The Harlem Renaissance was an artistic and intellectual movement in New York’s Harlem neighborhood during the 1920s and 1930s when African-American music, art, philosophy and literature became known and accepted by the world.
The Harlem Renaissance began shortly after World War I as writers, artists and intellectuals from the South, the Caribbean and Africa began to migrate to Harlem.
W.E.B. Du Bois, who was head of the NAACP and a prominent African-American spokesperson, was a significant part of the movement, as were the poet Langston Hughes, author Zora Neale Hurston and musician Duke Ellington.
Effect on Civil Rights
The Harlem Renaissance resulted in African-American artists gaining the attention of whites and raising awareness by promoting ideas like racial integration and cooperation, which would go on to take effect in the 1960s Civil Rights Movement.
Effect on Portrayal of African-Americans
African-American artists were able to create and disseminate accurate portrayals of their lives and experiences that combated the negative, racist depictions that existed before the movement.

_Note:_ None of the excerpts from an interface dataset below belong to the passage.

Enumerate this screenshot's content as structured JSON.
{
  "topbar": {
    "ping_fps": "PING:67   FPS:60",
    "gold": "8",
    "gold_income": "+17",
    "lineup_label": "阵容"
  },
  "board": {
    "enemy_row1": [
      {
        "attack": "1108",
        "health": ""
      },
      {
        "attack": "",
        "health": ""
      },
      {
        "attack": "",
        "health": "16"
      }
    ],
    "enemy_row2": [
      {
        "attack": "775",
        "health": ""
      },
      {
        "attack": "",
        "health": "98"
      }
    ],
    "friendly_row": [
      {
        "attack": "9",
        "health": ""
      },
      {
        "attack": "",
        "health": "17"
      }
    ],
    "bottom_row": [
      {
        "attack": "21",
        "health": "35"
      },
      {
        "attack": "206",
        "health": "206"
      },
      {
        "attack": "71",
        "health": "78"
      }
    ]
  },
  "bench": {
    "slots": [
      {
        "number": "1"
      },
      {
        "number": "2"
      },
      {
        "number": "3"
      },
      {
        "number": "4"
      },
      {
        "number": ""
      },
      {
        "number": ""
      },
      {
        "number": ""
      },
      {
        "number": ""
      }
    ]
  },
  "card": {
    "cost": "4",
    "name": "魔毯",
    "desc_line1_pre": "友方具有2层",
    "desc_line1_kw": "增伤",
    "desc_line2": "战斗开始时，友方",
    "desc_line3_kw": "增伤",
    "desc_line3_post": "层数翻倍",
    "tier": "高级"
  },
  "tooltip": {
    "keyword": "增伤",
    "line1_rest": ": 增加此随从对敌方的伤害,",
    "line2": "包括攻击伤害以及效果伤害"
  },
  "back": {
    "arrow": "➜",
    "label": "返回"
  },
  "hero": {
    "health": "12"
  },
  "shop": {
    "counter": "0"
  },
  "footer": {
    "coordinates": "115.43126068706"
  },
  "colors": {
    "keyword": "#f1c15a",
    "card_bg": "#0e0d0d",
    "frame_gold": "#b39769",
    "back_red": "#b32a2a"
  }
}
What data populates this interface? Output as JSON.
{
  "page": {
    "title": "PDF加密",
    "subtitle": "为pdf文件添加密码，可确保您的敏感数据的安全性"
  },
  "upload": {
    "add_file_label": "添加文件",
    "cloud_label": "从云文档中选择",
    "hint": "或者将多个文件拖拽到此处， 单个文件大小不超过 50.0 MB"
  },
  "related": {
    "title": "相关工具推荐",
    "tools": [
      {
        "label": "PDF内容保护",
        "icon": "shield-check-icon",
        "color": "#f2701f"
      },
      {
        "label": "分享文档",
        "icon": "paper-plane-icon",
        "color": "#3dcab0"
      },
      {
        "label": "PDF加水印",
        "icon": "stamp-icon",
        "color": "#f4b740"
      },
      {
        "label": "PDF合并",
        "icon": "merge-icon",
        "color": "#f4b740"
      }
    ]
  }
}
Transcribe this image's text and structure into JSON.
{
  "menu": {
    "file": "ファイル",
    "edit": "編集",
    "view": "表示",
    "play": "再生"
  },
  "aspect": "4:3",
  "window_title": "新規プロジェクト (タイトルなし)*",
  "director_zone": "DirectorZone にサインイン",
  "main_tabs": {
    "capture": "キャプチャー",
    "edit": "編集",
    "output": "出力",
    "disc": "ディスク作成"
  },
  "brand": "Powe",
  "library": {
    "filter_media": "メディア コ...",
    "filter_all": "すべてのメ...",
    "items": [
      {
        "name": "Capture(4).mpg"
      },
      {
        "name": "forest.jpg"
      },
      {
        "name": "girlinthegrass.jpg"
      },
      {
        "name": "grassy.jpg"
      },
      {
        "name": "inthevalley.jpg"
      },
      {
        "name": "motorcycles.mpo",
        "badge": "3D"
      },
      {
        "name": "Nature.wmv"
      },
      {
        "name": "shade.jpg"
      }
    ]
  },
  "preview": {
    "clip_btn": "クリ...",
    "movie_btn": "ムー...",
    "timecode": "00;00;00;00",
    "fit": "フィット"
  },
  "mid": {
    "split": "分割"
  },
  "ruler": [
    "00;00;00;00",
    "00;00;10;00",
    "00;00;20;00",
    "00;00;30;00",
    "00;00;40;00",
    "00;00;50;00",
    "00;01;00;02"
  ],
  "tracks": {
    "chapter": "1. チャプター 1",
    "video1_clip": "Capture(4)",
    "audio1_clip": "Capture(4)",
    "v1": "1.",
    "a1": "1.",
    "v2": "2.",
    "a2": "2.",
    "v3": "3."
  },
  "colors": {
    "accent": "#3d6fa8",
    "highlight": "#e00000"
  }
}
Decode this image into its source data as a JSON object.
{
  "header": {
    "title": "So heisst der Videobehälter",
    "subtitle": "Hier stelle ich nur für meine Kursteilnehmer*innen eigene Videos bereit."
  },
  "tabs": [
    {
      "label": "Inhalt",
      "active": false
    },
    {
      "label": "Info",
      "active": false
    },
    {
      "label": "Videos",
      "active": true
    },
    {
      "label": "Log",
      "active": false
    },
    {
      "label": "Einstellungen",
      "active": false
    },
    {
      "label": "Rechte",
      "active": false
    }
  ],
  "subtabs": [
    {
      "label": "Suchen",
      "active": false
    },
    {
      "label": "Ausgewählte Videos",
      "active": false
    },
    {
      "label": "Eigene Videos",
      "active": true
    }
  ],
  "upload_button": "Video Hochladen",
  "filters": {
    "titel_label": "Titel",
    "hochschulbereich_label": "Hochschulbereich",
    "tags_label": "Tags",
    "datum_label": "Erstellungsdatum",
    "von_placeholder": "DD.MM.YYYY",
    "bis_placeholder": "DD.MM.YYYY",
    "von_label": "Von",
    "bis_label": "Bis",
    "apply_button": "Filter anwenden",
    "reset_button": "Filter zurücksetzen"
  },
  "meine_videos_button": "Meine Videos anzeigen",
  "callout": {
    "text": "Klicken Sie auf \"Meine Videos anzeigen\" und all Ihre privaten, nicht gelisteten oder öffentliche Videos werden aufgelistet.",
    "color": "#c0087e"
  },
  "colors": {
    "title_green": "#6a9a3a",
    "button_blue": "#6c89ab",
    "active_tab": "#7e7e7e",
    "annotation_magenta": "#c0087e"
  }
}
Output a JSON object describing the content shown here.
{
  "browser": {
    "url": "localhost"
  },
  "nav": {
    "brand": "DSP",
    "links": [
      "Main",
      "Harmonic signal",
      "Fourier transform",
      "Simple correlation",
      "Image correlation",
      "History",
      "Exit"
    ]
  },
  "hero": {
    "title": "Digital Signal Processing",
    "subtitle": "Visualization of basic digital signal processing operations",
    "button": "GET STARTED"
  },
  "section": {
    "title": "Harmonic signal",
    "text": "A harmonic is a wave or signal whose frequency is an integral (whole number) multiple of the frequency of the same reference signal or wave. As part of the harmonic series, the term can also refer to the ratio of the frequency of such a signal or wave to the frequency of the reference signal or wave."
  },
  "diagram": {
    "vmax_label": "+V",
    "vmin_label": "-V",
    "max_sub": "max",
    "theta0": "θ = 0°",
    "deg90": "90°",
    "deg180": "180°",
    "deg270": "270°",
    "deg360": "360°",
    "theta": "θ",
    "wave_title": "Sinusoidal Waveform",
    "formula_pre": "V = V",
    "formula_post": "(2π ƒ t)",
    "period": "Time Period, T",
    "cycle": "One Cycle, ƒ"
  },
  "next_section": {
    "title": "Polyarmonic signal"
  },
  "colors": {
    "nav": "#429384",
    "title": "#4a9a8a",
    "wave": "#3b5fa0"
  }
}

The Harlem Renaissance experienced a decline in 1930s because of the economic turmoil of the Great Depression. However, the work produced continued to influence generations of writers in the decades following.